A Memorandum of Understanding, which defines areas of collaboration, was signed when they met at Seallam in Northton last week.
Slighe Hiort is part of the Outer Hebrides Destination Development programme, which is proposed to receive funding of up to £8m from the UK and Scottish Governments as part of the Islands Growth Deal – a 10-year investment programme jointly funded by the UK and Scottish governments, the three island councils and their partners from the
public, academic and business sectors.
Each of the St Kilda projects, which have benefited from financial and
developmental assistance from Highlands and Islands Enterprise (HIE) and Comhairle nan Eilean Siar, will interpret different aspects of St Kilda’s natural and cultural heritage.
The clifftop location of Ionad Hiort in Uig evokes remoteness and isolation while still being accessible to visitors.
It will be principally a Gaelic centre, reflecting the language of St Kilda, and will provide extensive digital and archival interpretation both internally and externally with interpretation incorporated into pathways and upgraded wartime buildings.
Iain Buchanan, chairman of Ionad Hiort, said: ‘Although we’ve had our MOU [memorandum of understanding] in draft format for a number of years, it is always reassuring to see signatures on such documents and I very much hope the Hiort groups can work collaboratively for many years to come.’
Then there is Sealladh Hiort – the St Kilda Viewpoint Centre in North Uist – which is closest to the St Kilda archipelago and has the best direct views of the islands
on clear days.
The proposed centre has been located and designed to maximise the potential of this view and digital technology will be used to enhance it.
Whilst keeping St Kilda as its core theme, other displays and interpretations in the viewpoint centre will differentiate this from the other Slighe Hiort projects by also focusing on other outlying Hebridean islands which have had similar cultural and natural histories to St Kilda, several of which will be visible from the centre, and also St Kilda’s modern role in defence and maritime matters.

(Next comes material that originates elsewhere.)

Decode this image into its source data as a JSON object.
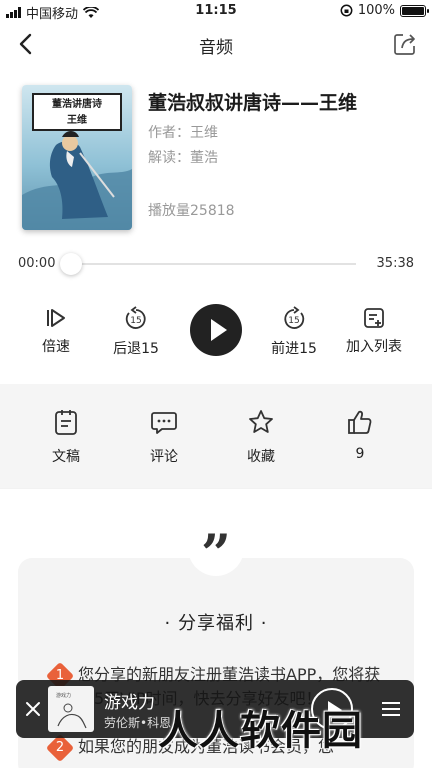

Alasdair MacEachen, chairman of Sealladh Hiort, said: ‘Members of the Uist St Kilda Centre project, Sealladh Hiort, are delighted to reach this stage and to sign off our agreed collaboration with both Lewis and Harris projects, as we jointly move forward with our plans to promote the various aspects of the story of St Kilda, the place and its people.’
Lastly, the Harris project, Seallam Hiort na Hearadh, will have its base at the world-renowned genealogical centre in Northton.
Bill Lawson, who founded Seallam with his late wife Chris, said: ‘Chris and myself spent a lifetime creating a resource on St Kilda and other islands. My main interest now is in preserving that for the future.’
The project will use digital technology to create interactive experiences enabling understanding of who the people of St Kilda were, how they lived and what became of them.
The MoU commits the three projects to, ‘raise the profile of St Kilda and its cultural and natural history, through co-ordination of the activities of its member groups for the benefit of the whole Western Isles’.